Voter rights advocates, in a federal complaint, allege serious flaws at the Wisconsin Department of Motor Vehicles in the process for providing the photo IDs needed to vote in the state. As part of the voter ID law signed by Gov. Scott Walker, people are supposed to be able to request a free photo card from the DMV under certain circumstances. However, according to One Wisconsin Institute, bureaucratic delays and improper denials are preventing people from obtaining the IDs they need to vote. “There has been a comprehensive, systematic effort in Wisconsin to make voting harder and more complicated for targeted populations by Republican politicians attempting to gain an unfair partisan advantage,” Scot Ross, One Wisconsin Institute executive director, said in a news release. “The documented failures of the DMV to provide legal voters with the ID they now need to exercise their right to vote is yet another sad episode in the assault on democracy underway in Wisconsin.”
The complaint, filed in federal court in Madison, outlines more than a dozen policies making voting in Wisconsin more challenging for eligible citizens.
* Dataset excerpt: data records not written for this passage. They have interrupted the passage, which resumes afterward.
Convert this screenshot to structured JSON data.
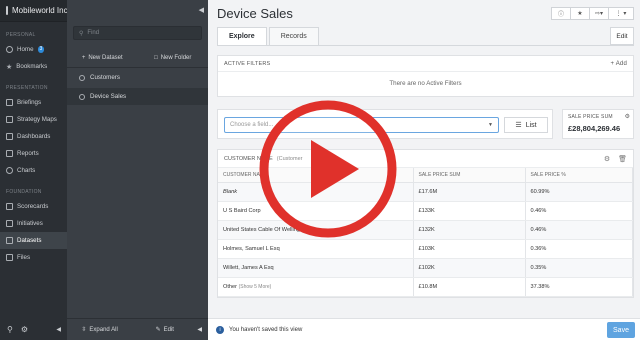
{
  "brand": {
    "name": "Mobileworld Inc. Example"
  },
  "sidebar": {
    "sections": [
      {
        "label": "Personal",
        "items": [
          {
            "label": "Home",
            "badge": "3"
          },
          {
            "label": "Bookmarks"
          }
        ]
      },
      {
        "label": "Presentation",
        "items": [
          {
            "label": "Briefings"
          },
          {
            "label": "Strategy Maps"
          },
          {
            "label": "Dashboards"
          },
          {
            "label": "Reports"
          },
          {
            "label": "Charts"
          }
        ]
      },
      {
        "label": "Foundation",
        "items": [
          {
            "label": "Scorecards"
          },
          {
            "label": "Initiatives"
          },
          {
            "label": "Datasets",
            "active": true
          },
          {
            "label": "Files"
          }
        ]
      }
    ]
  },
  "panel": {
    "search_placeholder": "Find",
    "new_dataset": "New Dataset",
    "new_folder": "New Folder",
    "items": [
      {
        "label": "Customers"
      },
      {
        "label": "Device Sales",
        "active": true
      }
    ],
    "expand_all": "Expand All",
    "edit": "Edit"
  },
  "main": {
    "title": "Device Sales",
    "tabs": [
      {
        "label": "Explore",
        "active": true
      },
      {
        "label": "Records"
      }
    ],
    "edit_label": "Edit",
    "filters": {
      "header": "Active Filters",
      "add_label": "Add",
      "empty": "There are no Active Filters"
    },
    "field_select": {
      "placeholder": "Choose a field...",
      "list_label": "List"
    },
    "sum_card": {
      "label": "Sale Price Sum",
      "value": "£28,804,269.46"
    },
    "table": {
      "title": "Customer Name",
      "subtitle": "(Customer",
      "columns": [
        "Customer Name",
        "Sale Price Sum",
        "Sale Price %"
      ],
      "rows": [
        {
          "name": "Blank",
          "sum": "£17.6M",
          "pct": "60.99%"
        },
        {
          "name": "U S Baird Corp",
          "sum": "£133K",
          "pct": "0.46%"
        },
        {
          "name": "United States Cable Of Wellington",
          "sum": "£132K",
          "pct": "0.46%"
        },
        {
          "name": "Holmes, Samuel L Esq",
          "sum": "£103K",
          "pct": "0.36%"
        },
        {
          "name": "Willett, James A Esq",
          "sum": "£102K",
          "pct": "0.35%"
        },
        {
          "name": "Other",
          "note": "(Show 5 More)",
          "sum": "£10.8M",
          "pct": "37.38%"
        }
      ]
    }
  },
  "footer": {
    "message": "You haven't saved this view",
    "save_label": "Save"
  },
  "colors": {
    "accent": "#2d8ad9",
    "play_red": "#e0312b",
    "sidebar_bg": "#2b2f34",
    "panel_bg": "#3a3f45"
  }
}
The lawsuit seeks to strike down various restrictive voting measures put in place by Walker and the Republican State Legislature since 2011.
The complaint notes the state supreme court has held that the DMV had to exercise its discretion under the “extraordinary proof” petition process to permit voters to obtain exemptions for having to pay for birth certificates or other government records needed to obtain voter ID.